FDA Approves Evinacumab for Rare Homozygous FH
The first-in-class drug comes with a hefty price tag, $450,000 per year, for the roughly 1,300 patients in the US with HoFH.
The US Food and Drug Administration has approved evinacumab (Evkeeza) as an adjunct to other LDL cholesterol-lowering therapies in adults and pediatric patients 12 years and older with homozygous hypercholesterolemia (HoFH), according to an announcement today from Regeneron, the drug’s manufacturer.
Evinacumab, a first-in-class, fully human monoclonal antibody, targets angiopoietin-like protein 3 (ANGPTL3), which is involved in lipid metabolism, and is projected to cost $450,000 per patient per year.
In the ELIPSE HoFH trial published last year in the New England Journal of Medicine, evinacumab was shown to reduce LDL-cholesterol levels by nearly 50% over 24 weeks compared with placebo in patients taking extensive background therapy, including statins and ezetimibe, among other drugs and apheresis. In addition, evinacumab significantly reduced apolipoprotein B, non-HDL cholesterol, total cholesterol, and triglyceride levels. Evinacumab was also effective in the approximately 30% of patients with minimal or no LDL-receptor function (true LDLR null allele homozygotes).

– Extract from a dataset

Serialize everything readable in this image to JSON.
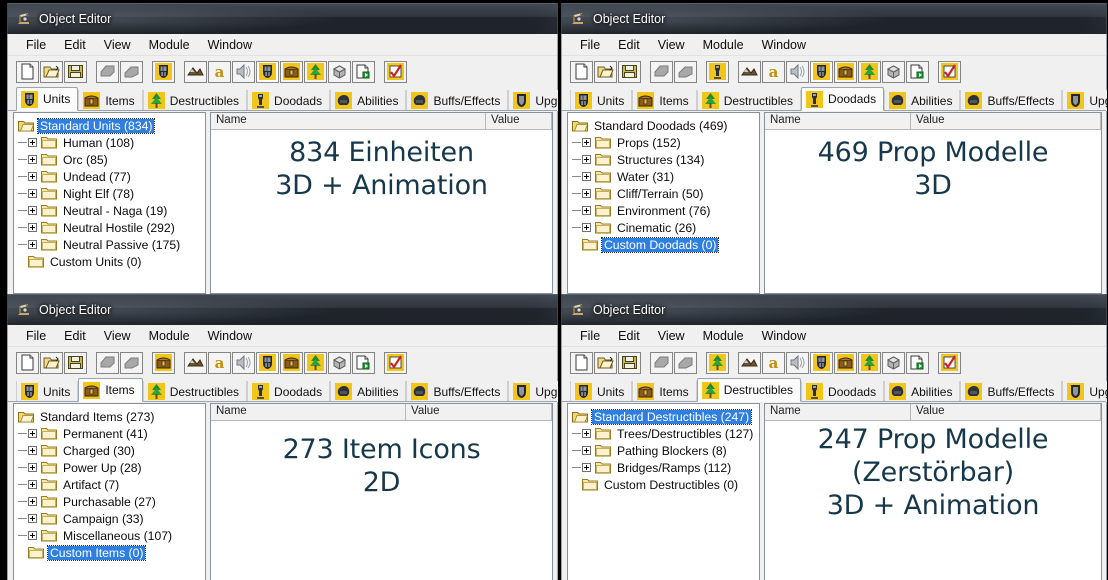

HoFH is a rare genetic condition affecting approximately 1,500 patients. It occurs when a patient inherits mutations in both copies of any of the three main genes (LDLR, APOB, or PCSK9) responsible for raising LDL cholesterol. Patients with HoFH have extremely high levels of LDL cholesterol, anywhere from 500 to 1,000 mg/dL if untreated, and are at a significantly high risk of premature atherosclerotic cardiovascular disease, often before age 20, and death.